Roll under Charisma – Dealing with actions with accessory needs in terms of persuasion, courage or showmanship.
- Of a character that has already fallen prey to intimidation it might then be required that all of his rolled actions and attacks against the creature causing the condition thenceforth be rolled under his Charisma, lest he succumb to fear and a confirmation roll become necessary.
- While squaring off with a merchant over prices (contested Charisma rolls), pass or fail, as long as the character also keeps on rolling under his Charisma, the other party won’t shut down additional haggling attempts by making the current offer the final one.
I’ve just whipped these up within an hour, it is natural that some will work out better in practice than others.
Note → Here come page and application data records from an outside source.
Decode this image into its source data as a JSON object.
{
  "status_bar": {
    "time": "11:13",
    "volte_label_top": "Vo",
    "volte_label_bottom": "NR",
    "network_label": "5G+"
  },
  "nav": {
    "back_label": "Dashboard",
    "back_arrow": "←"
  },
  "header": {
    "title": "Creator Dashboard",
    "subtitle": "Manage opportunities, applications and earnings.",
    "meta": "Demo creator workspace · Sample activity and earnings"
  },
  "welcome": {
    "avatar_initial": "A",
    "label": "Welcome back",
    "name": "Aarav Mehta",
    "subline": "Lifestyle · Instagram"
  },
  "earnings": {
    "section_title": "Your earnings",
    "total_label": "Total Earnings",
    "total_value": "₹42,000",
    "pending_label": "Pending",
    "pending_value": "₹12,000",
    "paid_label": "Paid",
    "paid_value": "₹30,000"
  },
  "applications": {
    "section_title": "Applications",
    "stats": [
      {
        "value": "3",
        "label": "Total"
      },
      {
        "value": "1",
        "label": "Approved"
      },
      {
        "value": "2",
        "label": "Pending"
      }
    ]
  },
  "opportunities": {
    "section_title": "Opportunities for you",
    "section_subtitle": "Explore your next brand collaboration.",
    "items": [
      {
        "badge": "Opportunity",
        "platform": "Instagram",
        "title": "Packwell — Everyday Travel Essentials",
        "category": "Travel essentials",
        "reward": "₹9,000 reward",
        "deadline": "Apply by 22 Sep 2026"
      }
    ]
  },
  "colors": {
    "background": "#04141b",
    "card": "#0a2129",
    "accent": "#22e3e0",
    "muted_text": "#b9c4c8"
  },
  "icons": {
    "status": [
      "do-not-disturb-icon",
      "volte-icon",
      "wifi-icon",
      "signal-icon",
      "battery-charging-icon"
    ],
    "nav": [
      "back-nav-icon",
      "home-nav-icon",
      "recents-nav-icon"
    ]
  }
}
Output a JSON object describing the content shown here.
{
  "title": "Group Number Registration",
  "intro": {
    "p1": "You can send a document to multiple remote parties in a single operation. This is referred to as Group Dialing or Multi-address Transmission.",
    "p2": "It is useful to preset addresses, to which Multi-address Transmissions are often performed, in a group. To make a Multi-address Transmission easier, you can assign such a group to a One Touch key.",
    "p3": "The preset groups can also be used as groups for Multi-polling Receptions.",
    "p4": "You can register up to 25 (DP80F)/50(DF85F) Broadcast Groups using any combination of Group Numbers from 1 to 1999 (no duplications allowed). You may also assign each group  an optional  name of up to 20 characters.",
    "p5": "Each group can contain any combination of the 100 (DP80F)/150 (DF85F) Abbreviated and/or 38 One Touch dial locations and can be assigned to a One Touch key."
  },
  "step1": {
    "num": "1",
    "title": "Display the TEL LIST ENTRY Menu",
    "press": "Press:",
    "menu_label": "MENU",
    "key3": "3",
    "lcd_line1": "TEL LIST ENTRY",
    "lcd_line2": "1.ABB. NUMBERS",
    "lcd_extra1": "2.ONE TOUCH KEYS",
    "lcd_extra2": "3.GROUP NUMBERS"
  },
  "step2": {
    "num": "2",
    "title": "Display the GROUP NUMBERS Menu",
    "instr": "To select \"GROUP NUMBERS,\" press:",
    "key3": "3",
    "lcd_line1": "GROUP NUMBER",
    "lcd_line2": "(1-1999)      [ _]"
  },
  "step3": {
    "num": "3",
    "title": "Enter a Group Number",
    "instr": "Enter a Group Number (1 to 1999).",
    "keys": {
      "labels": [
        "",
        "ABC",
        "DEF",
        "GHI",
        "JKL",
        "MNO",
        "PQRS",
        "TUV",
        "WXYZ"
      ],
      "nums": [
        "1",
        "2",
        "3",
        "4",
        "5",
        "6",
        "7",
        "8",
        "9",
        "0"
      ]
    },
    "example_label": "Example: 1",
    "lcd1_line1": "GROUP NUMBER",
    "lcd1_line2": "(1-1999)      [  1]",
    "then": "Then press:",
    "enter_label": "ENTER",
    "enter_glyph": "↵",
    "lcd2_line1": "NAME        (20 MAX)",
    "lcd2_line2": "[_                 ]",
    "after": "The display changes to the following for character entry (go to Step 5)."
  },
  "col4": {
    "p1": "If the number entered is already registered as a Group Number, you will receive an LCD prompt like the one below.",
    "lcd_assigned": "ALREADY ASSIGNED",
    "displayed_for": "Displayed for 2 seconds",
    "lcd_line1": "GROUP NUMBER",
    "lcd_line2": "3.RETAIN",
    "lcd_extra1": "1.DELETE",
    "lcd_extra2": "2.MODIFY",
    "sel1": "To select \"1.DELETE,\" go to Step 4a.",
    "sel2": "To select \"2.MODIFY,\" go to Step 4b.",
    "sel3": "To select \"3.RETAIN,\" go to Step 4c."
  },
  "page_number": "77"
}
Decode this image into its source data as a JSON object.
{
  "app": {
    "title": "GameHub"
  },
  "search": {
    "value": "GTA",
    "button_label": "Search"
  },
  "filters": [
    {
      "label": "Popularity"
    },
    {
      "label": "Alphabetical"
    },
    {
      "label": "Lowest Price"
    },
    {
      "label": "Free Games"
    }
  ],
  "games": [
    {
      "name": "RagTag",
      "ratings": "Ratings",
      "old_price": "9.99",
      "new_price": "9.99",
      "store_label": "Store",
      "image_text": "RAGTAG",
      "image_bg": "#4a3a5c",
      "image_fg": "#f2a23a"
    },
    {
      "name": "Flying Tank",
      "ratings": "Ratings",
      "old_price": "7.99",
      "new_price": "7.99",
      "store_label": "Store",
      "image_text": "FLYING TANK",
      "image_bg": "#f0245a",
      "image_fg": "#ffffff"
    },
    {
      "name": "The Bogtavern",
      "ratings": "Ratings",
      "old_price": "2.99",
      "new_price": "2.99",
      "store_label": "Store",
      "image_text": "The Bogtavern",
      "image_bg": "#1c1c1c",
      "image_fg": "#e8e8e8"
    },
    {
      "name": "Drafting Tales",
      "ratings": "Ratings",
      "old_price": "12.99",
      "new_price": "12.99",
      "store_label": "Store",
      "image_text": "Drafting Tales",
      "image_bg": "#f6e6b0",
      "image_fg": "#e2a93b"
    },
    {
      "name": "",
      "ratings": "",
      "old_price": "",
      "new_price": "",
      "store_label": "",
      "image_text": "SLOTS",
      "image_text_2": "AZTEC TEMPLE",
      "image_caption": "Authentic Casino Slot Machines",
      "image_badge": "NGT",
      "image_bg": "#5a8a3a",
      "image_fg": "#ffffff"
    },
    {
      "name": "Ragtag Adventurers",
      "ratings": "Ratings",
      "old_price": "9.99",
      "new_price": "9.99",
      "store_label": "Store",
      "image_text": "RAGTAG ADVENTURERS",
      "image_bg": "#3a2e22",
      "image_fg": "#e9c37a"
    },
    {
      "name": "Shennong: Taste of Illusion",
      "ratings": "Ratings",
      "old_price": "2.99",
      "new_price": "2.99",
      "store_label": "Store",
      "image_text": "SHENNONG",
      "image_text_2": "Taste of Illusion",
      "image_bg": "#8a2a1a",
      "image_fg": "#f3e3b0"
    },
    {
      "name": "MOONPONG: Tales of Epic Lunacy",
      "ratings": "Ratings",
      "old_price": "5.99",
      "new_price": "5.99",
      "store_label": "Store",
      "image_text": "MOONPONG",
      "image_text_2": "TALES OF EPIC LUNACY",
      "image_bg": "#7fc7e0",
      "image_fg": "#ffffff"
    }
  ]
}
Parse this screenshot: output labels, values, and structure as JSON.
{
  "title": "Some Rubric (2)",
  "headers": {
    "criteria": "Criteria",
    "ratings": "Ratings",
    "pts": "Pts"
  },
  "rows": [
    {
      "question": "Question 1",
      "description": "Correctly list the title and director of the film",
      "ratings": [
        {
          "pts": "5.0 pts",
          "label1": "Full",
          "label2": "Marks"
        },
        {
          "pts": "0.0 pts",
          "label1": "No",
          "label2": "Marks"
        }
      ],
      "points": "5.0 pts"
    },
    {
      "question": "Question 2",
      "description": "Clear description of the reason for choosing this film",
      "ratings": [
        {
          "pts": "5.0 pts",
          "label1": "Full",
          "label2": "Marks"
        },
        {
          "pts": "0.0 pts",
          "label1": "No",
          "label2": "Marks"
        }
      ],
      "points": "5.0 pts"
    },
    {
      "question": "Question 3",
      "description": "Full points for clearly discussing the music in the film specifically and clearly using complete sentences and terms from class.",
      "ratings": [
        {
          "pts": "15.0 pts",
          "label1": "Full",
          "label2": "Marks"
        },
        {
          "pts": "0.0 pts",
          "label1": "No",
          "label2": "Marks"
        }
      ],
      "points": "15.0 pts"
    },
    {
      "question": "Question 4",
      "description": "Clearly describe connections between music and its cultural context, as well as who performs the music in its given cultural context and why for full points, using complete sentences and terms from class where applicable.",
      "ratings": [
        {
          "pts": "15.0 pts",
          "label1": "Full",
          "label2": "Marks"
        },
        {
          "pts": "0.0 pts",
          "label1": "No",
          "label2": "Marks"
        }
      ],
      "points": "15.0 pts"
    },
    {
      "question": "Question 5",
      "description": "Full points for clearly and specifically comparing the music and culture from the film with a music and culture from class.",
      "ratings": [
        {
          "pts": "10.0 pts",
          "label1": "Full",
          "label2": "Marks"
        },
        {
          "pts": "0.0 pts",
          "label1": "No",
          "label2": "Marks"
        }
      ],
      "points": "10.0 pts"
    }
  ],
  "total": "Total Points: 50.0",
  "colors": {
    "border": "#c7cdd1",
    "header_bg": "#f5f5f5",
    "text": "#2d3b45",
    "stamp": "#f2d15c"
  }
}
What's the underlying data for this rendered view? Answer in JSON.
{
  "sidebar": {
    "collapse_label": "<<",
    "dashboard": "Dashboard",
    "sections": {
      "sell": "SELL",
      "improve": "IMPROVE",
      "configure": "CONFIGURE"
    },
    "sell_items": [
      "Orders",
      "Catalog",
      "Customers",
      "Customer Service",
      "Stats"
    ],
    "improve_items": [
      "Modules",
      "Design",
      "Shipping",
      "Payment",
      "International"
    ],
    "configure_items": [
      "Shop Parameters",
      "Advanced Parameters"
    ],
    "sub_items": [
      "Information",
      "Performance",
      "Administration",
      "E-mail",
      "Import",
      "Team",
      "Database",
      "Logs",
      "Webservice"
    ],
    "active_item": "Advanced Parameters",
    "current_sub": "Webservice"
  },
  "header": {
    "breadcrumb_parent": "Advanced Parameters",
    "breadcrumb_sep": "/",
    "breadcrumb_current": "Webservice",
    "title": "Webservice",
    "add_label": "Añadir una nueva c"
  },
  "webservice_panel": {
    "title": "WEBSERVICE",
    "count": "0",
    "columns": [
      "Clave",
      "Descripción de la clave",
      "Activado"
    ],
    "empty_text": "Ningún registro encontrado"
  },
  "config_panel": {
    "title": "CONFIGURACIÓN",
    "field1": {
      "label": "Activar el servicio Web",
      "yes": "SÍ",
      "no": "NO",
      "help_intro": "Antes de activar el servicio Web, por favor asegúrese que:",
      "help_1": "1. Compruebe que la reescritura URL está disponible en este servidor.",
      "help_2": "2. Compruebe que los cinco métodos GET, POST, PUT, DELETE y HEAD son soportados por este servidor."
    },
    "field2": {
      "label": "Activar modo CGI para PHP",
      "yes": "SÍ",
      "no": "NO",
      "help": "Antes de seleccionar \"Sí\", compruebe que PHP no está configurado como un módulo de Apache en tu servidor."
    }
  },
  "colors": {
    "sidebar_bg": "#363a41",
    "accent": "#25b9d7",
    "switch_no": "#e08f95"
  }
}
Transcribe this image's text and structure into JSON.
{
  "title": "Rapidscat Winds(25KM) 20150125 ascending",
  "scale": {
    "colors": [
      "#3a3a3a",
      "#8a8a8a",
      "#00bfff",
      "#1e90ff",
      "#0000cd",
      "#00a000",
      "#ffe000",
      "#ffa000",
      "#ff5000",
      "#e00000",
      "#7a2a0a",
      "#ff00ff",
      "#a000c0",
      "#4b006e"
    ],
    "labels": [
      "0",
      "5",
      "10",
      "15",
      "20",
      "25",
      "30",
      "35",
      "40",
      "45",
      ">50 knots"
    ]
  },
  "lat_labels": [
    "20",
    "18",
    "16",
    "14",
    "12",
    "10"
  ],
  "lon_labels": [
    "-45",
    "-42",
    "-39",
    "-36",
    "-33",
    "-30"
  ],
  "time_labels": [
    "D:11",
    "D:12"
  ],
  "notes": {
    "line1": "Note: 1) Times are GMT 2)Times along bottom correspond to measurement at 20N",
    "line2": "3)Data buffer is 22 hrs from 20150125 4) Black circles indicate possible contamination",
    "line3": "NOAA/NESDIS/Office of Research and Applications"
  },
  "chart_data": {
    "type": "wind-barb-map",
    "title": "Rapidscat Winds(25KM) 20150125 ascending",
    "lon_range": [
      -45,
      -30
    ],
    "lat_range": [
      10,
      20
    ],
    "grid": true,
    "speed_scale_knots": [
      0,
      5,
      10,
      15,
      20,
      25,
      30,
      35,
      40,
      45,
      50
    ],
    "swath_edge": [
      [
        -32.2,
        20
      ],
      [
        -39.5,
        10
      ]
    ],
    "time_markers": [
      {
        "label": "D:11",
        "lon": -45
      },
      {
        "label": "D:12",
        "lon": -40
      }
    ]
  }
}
But even with experience I’m thinking inventing these in the spur of the moment would be a bit taxing, not to mention uneven in quality so its use might work best if they’re laid out ahead of time on a terrain’s hazard key, a creature’s stat block or, in a more encompassing fashion for certain cases, codified into the general table rules themselves.
As the reader will doubtlessly notice, this mechanic can contextually substitute for Advantage and Disadvantage (by granting or demanding confirmation rolls) or to a given extent work alongside with them, though being a step in the direction of the complexity that their inception was aimed at mitigating. Also, the mechanic can in some cases fill the same design space as the ‘degrees of failure’ method (failing or passing a check by 5 or more bringing about consequences), but it isn’t strictly the same thing, as it keys on a fixed number diverse from the d20 roll itself, again meaning both mechanics can be used in conjunction.
What does set it apart is that it engages more than one part of the charsheet, which is something I like as it breaks away from the specialized character mold, insomuch as the character with the better chances for primary success won’t necessarily be the one best suited to activate or prevent the collateral consequences. The harder hitting fighter can have the weaker footwork, after all.